Work required: Which lines of the records below contain the word "DealPilot"? Report each of them in full.

Records shown below:

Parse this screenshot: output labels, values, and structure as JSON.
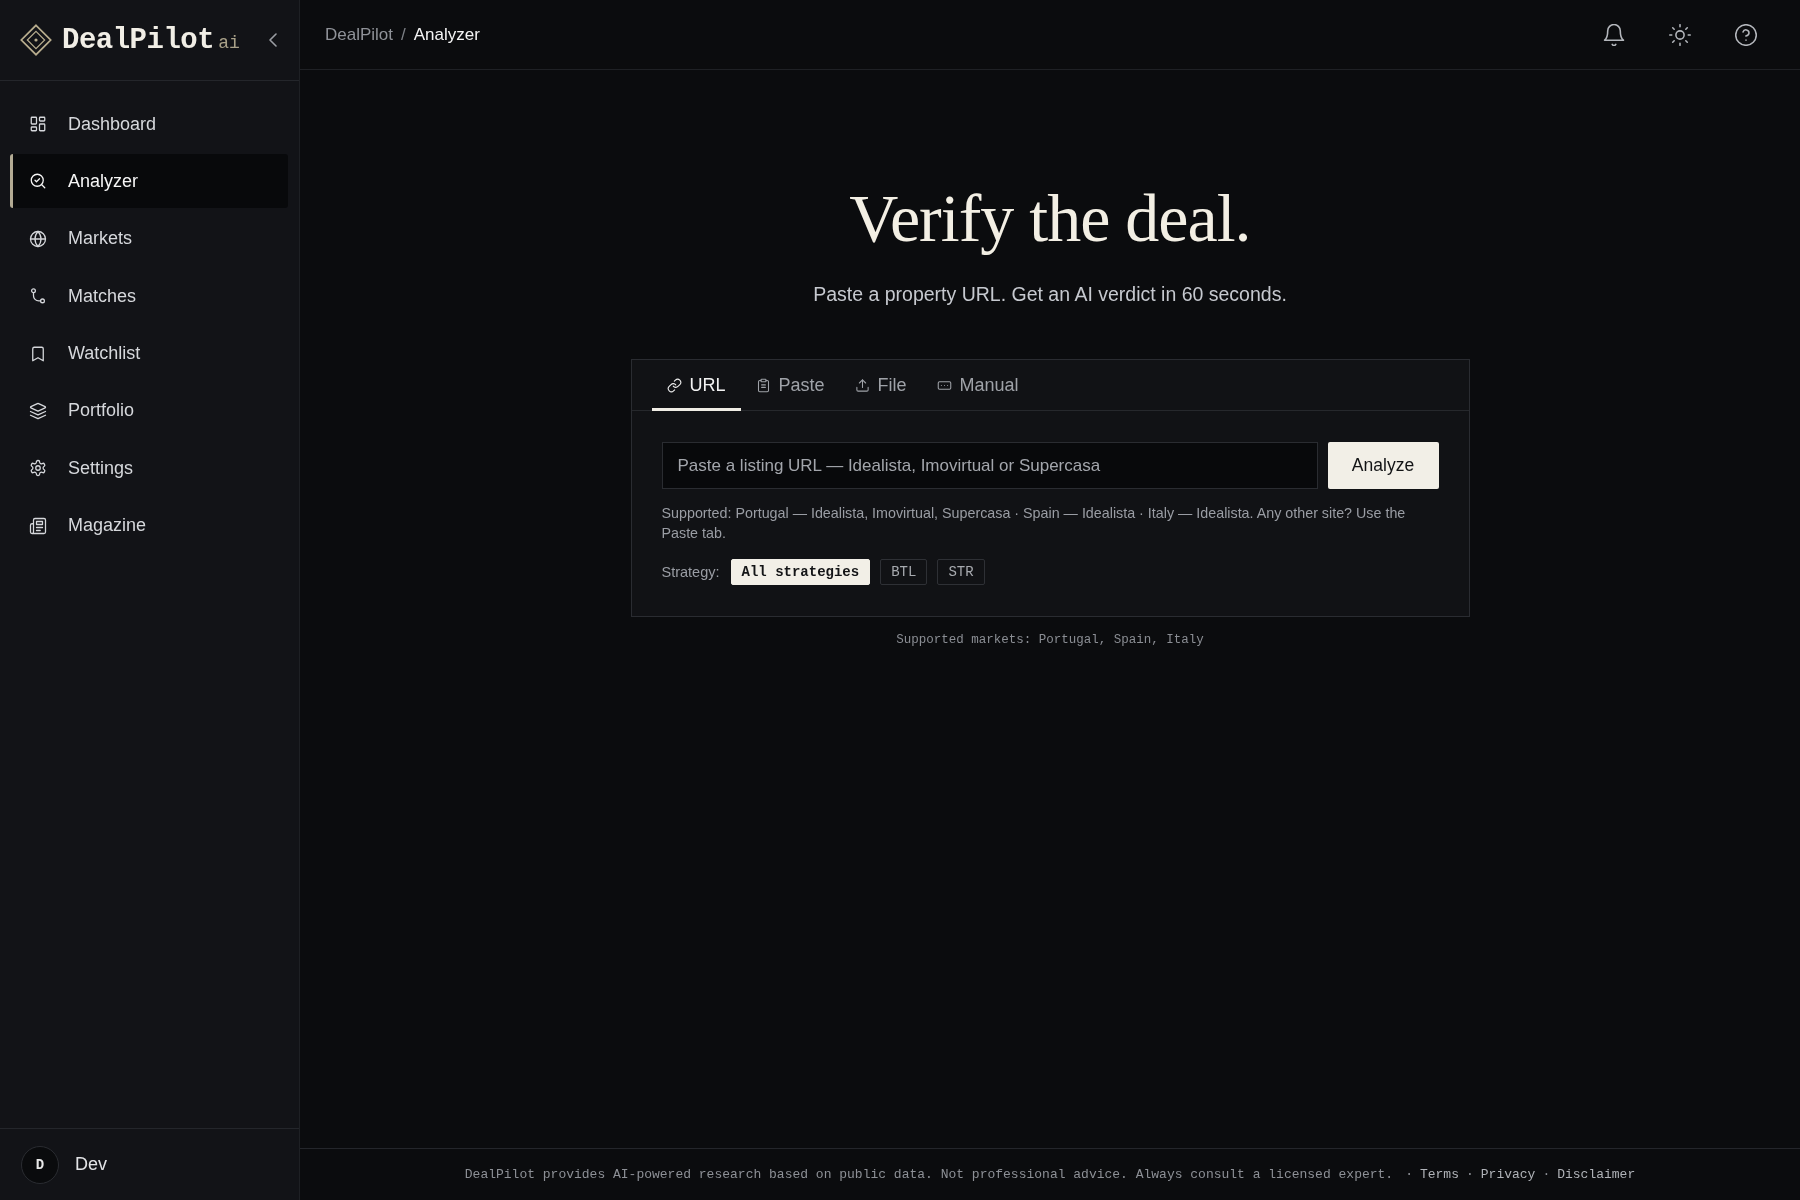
{
  "sidebar": {
    "logo": {
      "name": "DealPilot",
      "suffix": "ai"
    },
    "items": [
      {
        "label": "Dashboard",
        "selected": false
      },
      {
        "label": "Analyzer",
        "selected": true
      },
      {
        "label": "Markets",
        "selected": false
      },
      {
        "label": "Matches",
        "selected": false
      },
      {
        "label": "Watchlist",
        "selected": false
      },
      {
        "label": "Portfolio",
        "selected": false
      },
      {
        "label": "Settings",
        "selected": false
      },
      {
        "label": "Magazine",
        "selected": false
      }
    ],
    "user": {
      "initial": "D",
      "name": "Dev"
    }
  },
  "topbar": {
    "breadcrumb": {
      "items": [
        {
          "label": "DealPilot",
          "current": false
        },
        {
          "label": "Analyzer",
          "current": true
        }
      ],
      "separator": "/"
    }
  },
  "hero": {
    "title": "Verify the deal.",
    "subtitle": "Paste a property URL. Get an AI verdict in 60 seconds."
  },
  "input_card": {
    "tabs": [
      {
        "label": "URL",
        "selected": true
      },
      {
        "label": "Paste",
        "selected": false
      },
      {
        "label": "File",
        "selected": false
      },
      {
        "label": "Manual",
        "selected": false
      }
    ],
    "url_field": {
      "placeholder": "Paste a listing URL — Idealista, Imovirtual or Supercasa"
    },
    "submit": "Analyze",
    "help": "Supported: Portugal — Idealista, Imovirtual, Supercasa · Spain — Idealista · Italy — Idealista. Any other site? Use the Paste tab.",
    "strategy": {
      "label": "Strategy:",
      "options": [
        {
          "label": "All strategies",
          "selected": true
        },
        {
          "label": "BTL",
          "selected": false
        },
        {
          "label": "STR",
          "selected": false
        }
      ]
    }
  },
  "markets_note": "Supported markets: Portugal, Spain, Italy",
  "footer": {
    "disclaimer": "DealPilot provides AI-powered research based on public data. Not professional advice. Always consult a licensed expert.",
    "links": [
      {
        "separator": "·",
        "label": "Terms"
      },
      {
        "separator": "·",
        "label": "Privacy"
      },
      {
        "separator": "·",
        "label": "Disclaimer"
      }
    ]
  }
}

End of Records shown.

Written solution:
      "name": "DealPilot",
          "label": "DealPilot",
    "disclaimer": "DealPilot provides AI-powered research based on public data. Not professional advice. Always consult a licensed expert.",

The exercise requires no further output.